The RSF, in particular, is reportedly at odds with a number of Bashir-era Islamists who occupy prominent positions in the army and who view Hemeti as a traitor for turning on Bashir. The feud has brought FFC politicians closer to Hemeti in order to thwart the revival of Islamists, according to Kholood Khair, the founding director of Confluence Advisory, a think-tank based in Khartoum. "The FFC is propping up Hemeti because they believe that without some sort of military backing and without guns, then they won't get very far," she told Democracy in Exile.
The FFC has reportedly promised Hemeti that he won't have to integrate his forces into the military right away, a process that senior military officers want to see accelerated. In exchange, the RSF is helping the FFC regain a semblance of power by pressuring the military to surrender control to a civilian government immediately. The military ostensibly agreed to do so by April 11, based on recent negotiations.

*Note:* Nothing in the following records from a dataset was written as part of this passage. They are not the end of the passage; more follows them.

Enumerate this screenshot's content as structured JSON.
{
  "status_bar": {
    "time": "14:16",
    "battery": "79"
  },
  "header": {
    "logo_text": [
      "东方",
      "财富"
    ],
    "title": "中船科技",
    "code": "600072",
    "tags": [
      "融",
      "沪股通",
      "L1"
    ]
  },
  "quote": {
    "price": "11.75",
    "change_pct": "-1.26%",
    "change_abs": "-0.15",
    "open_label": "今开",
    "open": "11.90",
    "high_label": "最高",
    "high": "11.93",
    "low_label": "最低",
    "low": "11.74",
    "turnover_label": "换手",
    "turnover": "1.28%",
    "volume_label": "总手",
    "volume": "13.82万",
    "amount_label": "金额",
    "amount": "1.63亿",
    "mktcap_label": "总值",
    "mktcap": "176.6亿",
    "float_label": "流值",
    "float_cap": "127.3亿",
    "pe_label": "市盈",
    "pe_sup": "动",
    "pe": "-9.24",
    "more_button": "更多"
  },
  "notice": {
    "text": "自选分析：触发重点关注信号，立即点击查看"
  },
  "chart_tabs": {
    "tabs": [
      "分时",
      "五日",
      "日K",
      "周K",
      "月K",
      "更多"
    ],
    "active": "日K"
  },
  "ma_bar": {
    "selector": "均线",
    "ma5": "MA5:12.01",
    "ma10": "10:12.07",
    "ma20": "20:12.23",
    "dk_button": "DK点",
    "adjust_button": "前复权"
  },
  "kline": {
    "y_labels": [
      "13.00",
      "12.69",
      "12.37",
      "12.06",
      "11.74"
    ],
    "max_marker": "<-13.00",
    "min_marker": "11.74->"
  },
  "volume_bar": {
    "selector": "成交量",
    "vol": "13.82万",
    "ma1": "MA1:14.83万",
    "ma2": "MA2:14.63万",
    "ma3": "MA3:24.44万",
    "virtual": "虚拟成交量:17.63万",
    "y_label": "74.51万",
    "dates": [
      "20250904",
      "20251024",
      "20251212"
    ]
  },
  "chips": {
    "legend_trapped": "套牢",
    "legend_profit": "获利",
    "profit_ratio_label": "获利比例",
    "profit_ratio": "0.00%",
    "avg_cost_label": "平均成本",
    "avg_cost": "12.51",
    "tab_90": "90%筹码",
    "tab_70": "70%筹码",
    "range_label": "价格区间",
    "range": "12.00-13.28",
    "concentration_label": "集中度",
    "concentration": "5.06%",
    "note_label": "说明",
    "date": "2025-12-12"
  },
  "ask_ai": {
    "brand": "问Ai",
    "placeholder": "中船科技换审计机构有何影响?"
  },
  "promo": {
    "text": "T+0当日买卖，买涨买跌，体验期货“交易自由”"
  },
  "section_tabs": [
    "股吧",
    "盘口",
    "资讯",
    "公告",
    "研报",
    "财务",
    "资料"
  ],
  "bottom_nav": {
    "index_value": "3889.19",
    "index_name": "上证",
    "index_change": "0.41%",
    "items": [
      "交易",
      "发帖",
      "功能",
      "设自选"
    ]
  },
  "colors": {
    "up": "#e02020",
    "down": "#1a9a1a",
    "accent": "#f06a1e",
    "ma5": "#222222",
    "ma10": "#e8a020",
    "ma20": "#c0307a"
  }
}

"I can say confidently that [Hemeti] wants to be legitimate by being part of the army," Ammar Hammoda, from the Unionist Alliance Party, told Democracy in Exile. "But what kind of branch of the army will they be in? The devil is in the details."
Protesters believe that neither the RSF nor the Sudanese military are serious about giving up their influence over politics. According to Reuters, both forces will have an officer involved in drafting Sudan's new constitution that will shape the parameters around the incoming civilian government.
"Hemeti can't just say that he supports us and then expect us to forget that he participated in the June 3 massacre."
On June 3, 2019, the RSF spearheaded a massacre of protesters staging a sit-in outside the Defense Ministry in central Khartoum, killing at least 120 people, according to survivors and open-source research. At the time, demonstrators were calling for security elites to surrender power to a civilian government. The popular pressure eventually led, two months later, to the power-sharing agreement of the Sovereignty Council between Sudan's military council and the FFC.
Since then, the RSF has tried to regain credibility among pro-democracy protesters. During the World Cup in Qatar late last year, Hemeti opened up venues across Khartoum to attract disadvantaged youth who wanted to watch the games. However, resistance committees urged their neighborhoods not to attend RSF-sponsored events, so few people showed up.
"Hemeti wants acceptance from the people of Sudan, and he wants them to forget everything that the RSF has done to them," said Sammar Hamza, a 26-year-old member of a resistance committee. "But everyone in Sudan knows that Hemeti is a fake."
Last month, Hemeti conceded that the October 2021 coup was a mistake, while his brother and deputy, Abdel Raheem Dagalo, said that the RSF would not allow the military to kill any more protesters in the streets. Dagalo's warning came days after the police shot and killed a young demonstrator named Ibrahim Mazjoob, bringing the death toll of the crackdown on protesters since the coup to 125.
"[The RSF] is repeating the same speeches that we have heard [from other Sudanese leaders] for the last five years," said Dania Atabani, a member of a resistance committee in Khartoum. "Different stakeholders and politicians have claimed to support the revolution and vowed that they won't allow anyone to kill protesters."
"But Hemeti can't just say that he supports us and then expect us to forget that he participated in the June 3 massacre."